Symmetry is supposed to be aesthetically beautiful, in newborn babies and in beautiful people, though sometimes a slight asymmetry is charming and attractive.
In physics one used to look always to find the greatest symmetry between different forces in the universe. Electricity and magnetism was made symmetric by Maxwell, electrons and positrons, and positive and negative energy, by Dirac
In the late 1960s physicists discovered that underlying symmetries in forces can be hidden by the fact that some part of the world they operate in — the vacuum in physicist lingo — is stable only in an asymmetric configuration, and that this asymmetry then conceals the underlying beauty. Thus, weak and electromagnetic interactions are roughly cognate, their equivalence masked by the asymmetry of the vacuum and revealed only at high enough energies. Maybe this isn’t the end of the story and is more of a workaround than the truth, but it seems to work.
Human beings have a deep antipathy to moral asymmetry. Even monkeys refuse treats they would normally like when they see other monkeys getting better treats.
Today’s New York Times articles and columnists refer to many issues that are characterized by asymmetries that are large and not charming or attractive at all.
* The asymmetry between the treatment of China and (say) Cuba — one of them has money and has to be treated with respect — despite their political correspondences. As Thomas Friedman nicely says, never cede a century to someone who censors Google.
* The asymmetry between the treatment of investment banks’ bad risks and the treatment of individual investors’ bad risks. No amount of talk can conceal the link between connection, power and treatment.
* The asymmetry slowly becoming apparent between Obama’s speeches and his capacity to turn them into action.

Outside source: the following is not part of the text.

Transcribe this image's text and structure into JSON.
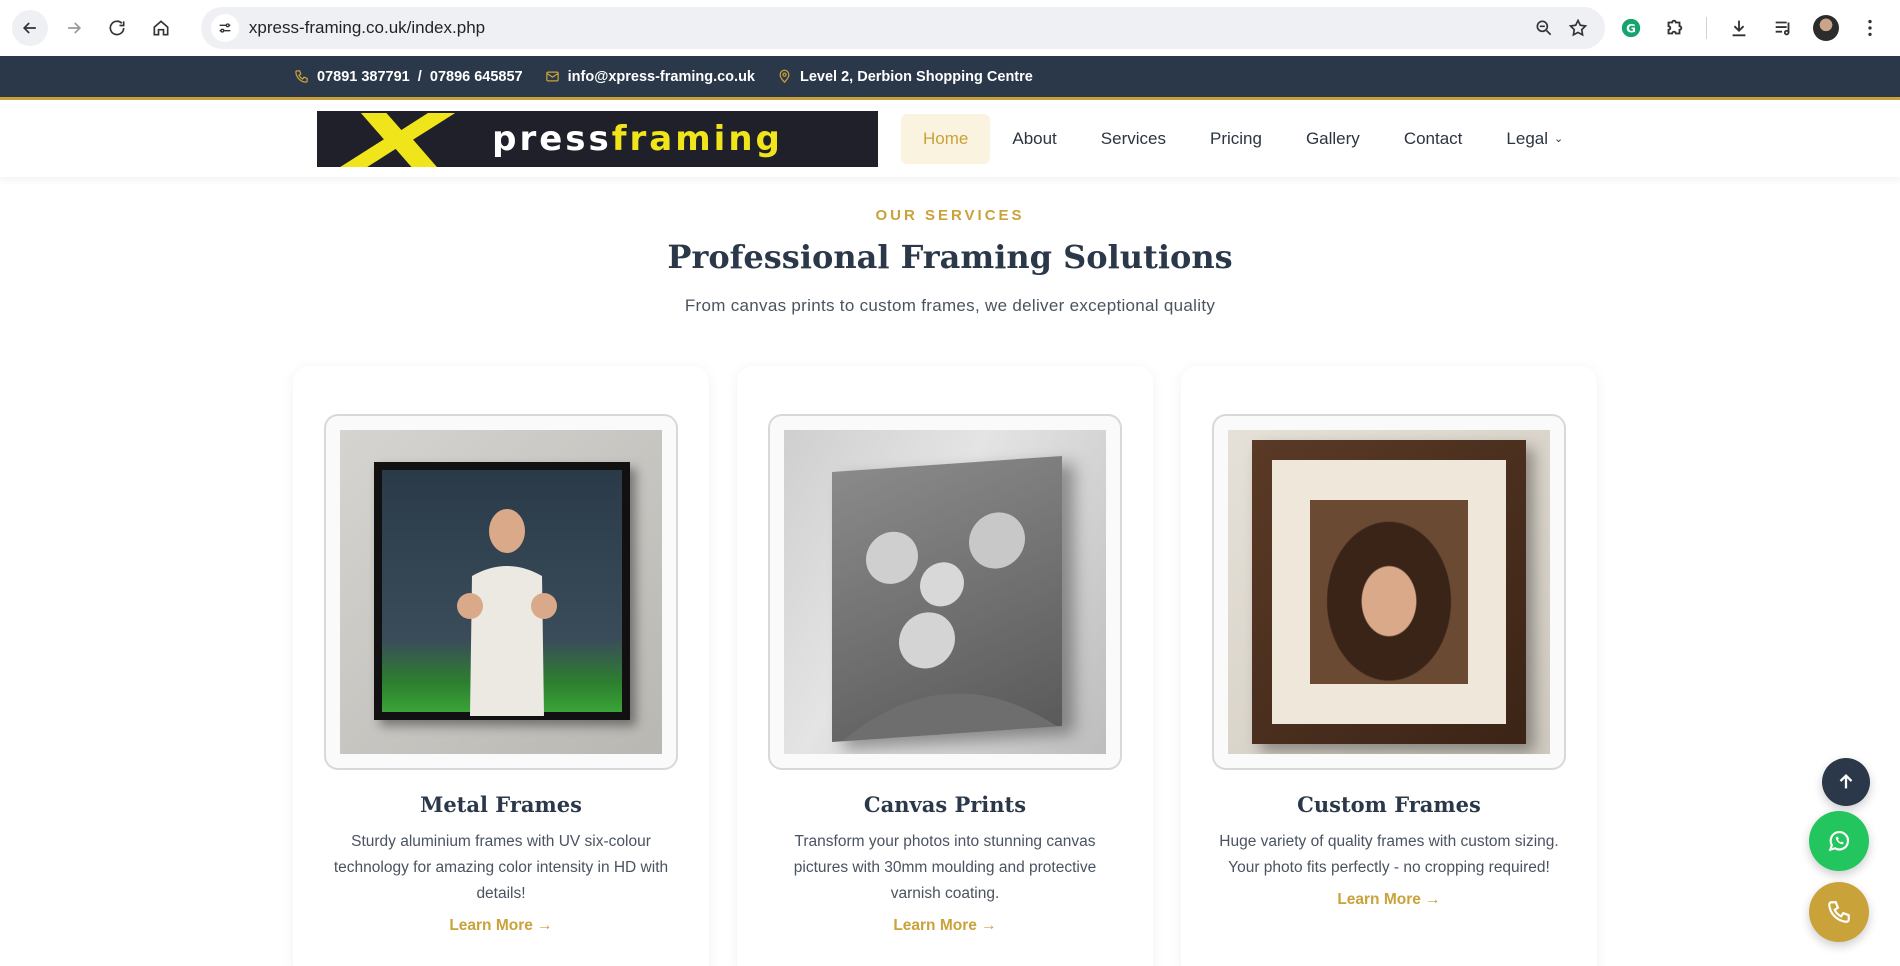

Total symmetry is boring — everyone likes a bit of variation — but it has to be limited. The nice thing about broken symmetry in physics is that the underlying symmetry is still visible when you look hard enough. That’s not the case in the political arena, where the harder you look the more asymmetry you see.